-They don’t plan every minute of their trip. They allow for plenty of down time so they can explore their surroundings and stumble upon new adventures.
-They travel light. They pack only what they need and leave room for spontaneity.
-They focus on quality over quantity. They would rather have a few amazing experiences than check a lot of things off their list.
-They are patient. They know that good things come to those who wait and that the best way to see a place is often at a slow pace.
How to Make the Most of Each Location during Slow Travel
There are countless ways to see the world, but slow travel is by far one of the best. When you take your time and savor each destination, you open yourself up to a whole new level of experiences and discoveries.
Here are a few tips on how to make the most of each location when you travel slowly:
1. Settle in and get to know the area.
When you’re not rushing around trying to see everything, you have time to really settle into your surroundings. Get to know the local neighborhood and explore all the hidden gems it has to offer. The more time you spend in one place, the more attached you’ll become to it.
2. Connect with the people.

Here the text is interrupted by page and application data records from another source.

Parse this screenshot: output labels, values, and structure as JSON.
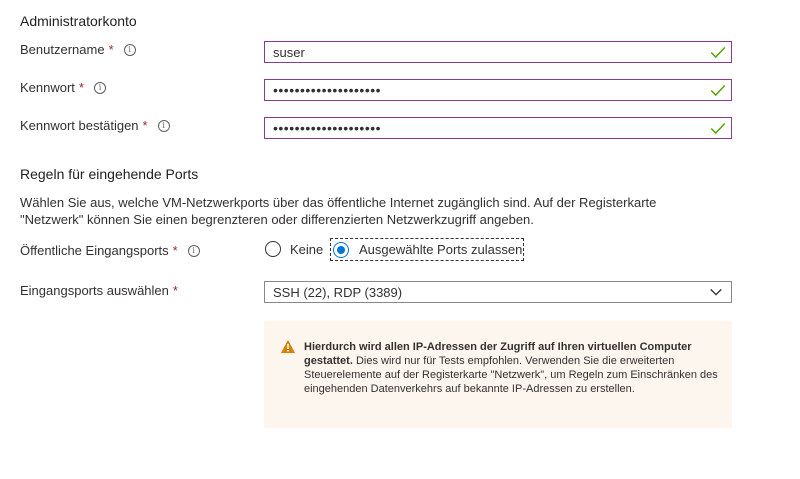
{
  "admin": {
    "section_title": "Administratorkonto",
    "username_label": "Benutzername",
    "username_value": "suser",
    "password_label": "Kennwort",
    "password_value": "••••••••••••••••••••",
    "confirm_label": "Kennwort bestätigen",
    "confirm_value": "••••••••••••••••••••",
    "required_mark": "*",
    "info_glyph": "i"
  },
  "ports": {
    "section_title": "Regeln für eingehende Ports",
    "description": "Wählen Sie aus, welche VM-Netzwerkports über das öffentliche Internet zugänglich sind. Auf der Registerkarte \"Netzwerk\" können Sie einen begrenzteren oder differenzierten Netzwerkzugriff angeben.",
    "public_ports_label": "Öffentliche Eingangsports",
    "option_none": "Keine",
    "option_selected": "Ausgewählte Ports zulassen",
    "select_label": "Eingangsports auswählen",
    "select_value": "SSH (22), RDP (3389)"
  },
  "warning": {
    "bold_text": "Hierdurch wird allen IP-Adressen der Zugriff auf Ihren virtuellen Computer gestattet.",
    "body_text": " Dies wird nur für Tests empfohlen.  Verwenden Sie die erweiterten Steuerelemente auf der Registerkarte \"Netzwerk\", um Regeln zum Einschränken des eingehenden Datenverkehrs auf bekannte IP-Adressen zu erstellen.",
    "icon": "warning-triangle-icon"
  },
  "colors": {
    "valid_border": "#8a3a8f",
    "check_green": "#57a300",
    "accent": "#0078d4",
    "warning_bg": "#fdf6ef",
    "warning_icon": "#d87f0a"
  }
}
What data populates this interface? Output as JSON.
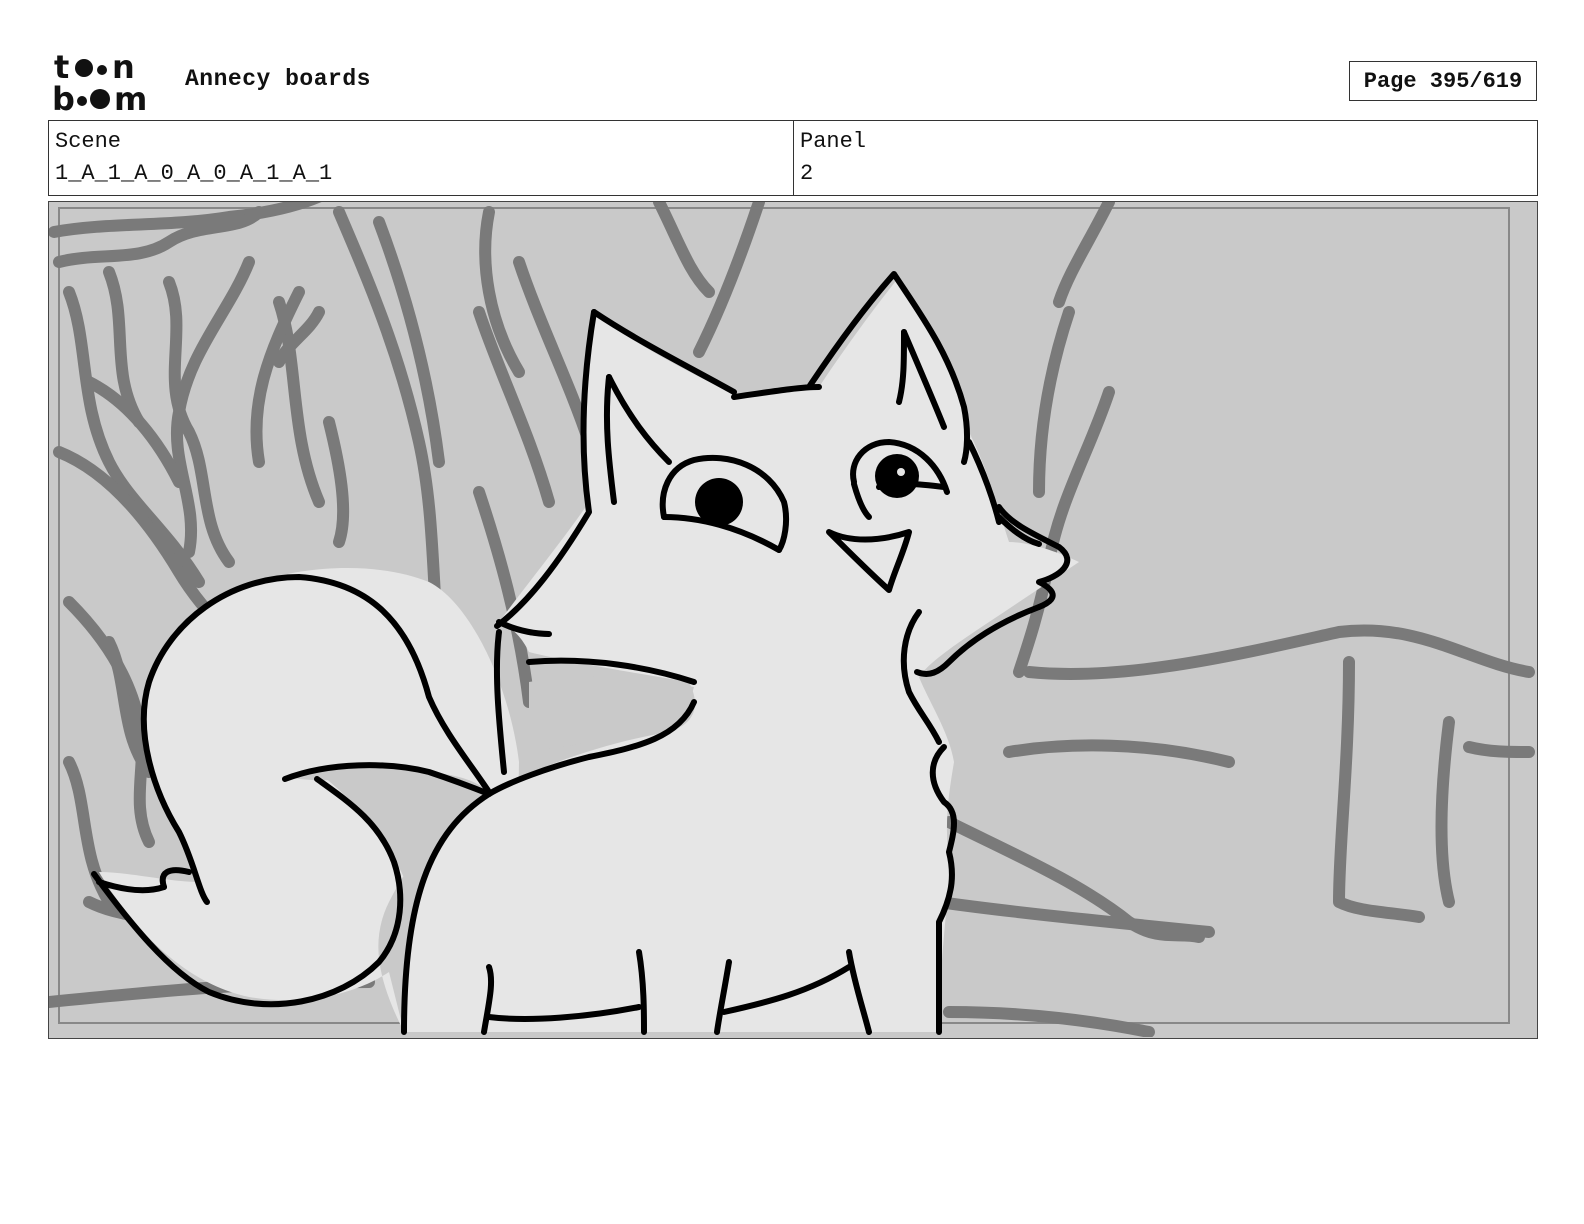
{
  "header": {
    "logo_top": "toon",
    "logo_bottom": "boom",
    "project_title": "Annecy boards",
    "page_label": "Page 395/619"
  },
  "info": {
    "scene_label": "Scene",
    "scene_value": "1_A_1_A_0_A_0_A_1_A_1",
    "panel_label": "Panel",
    "panel_value": "2"
  },
  "panel": {
    "icon": "storyboard-sketch-fox-image",
    "colors": {
      "background": "#c9c9c9",
      "sketch_lines": "#7a7a7a",
      "character_fill": "#e6e6e6",
      "ink": "#000000"
    }
  }
}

One of the best things about slow travel is that it allows you to connect with people in a way that’s simply not possible when you’re just passing through. Strike up conversations with locals and get to know their stories. You may even make some lifelong friends along the way!
3. Slow down and savor every moment.
Part of the beauty of slow travel is that it forces you to slow down and appreciate all the little moments that make up life. Instead of rushing from one thing to the next, take time to savor your experiences – whether it’s enjoying a leisurely meal or simply taking a stroll through town.
Taking the time to slow travel is an invaluable experience that can help you truly explore and appreciate the world around you. When done correctly, it allows you to immerse yourself in a culture and experience all that it has to offer without feeling rushed or overwhelmed. You’ll come away with a better understanding of each place while creating memories that will last a lifetime. So why not take your time and explore the world?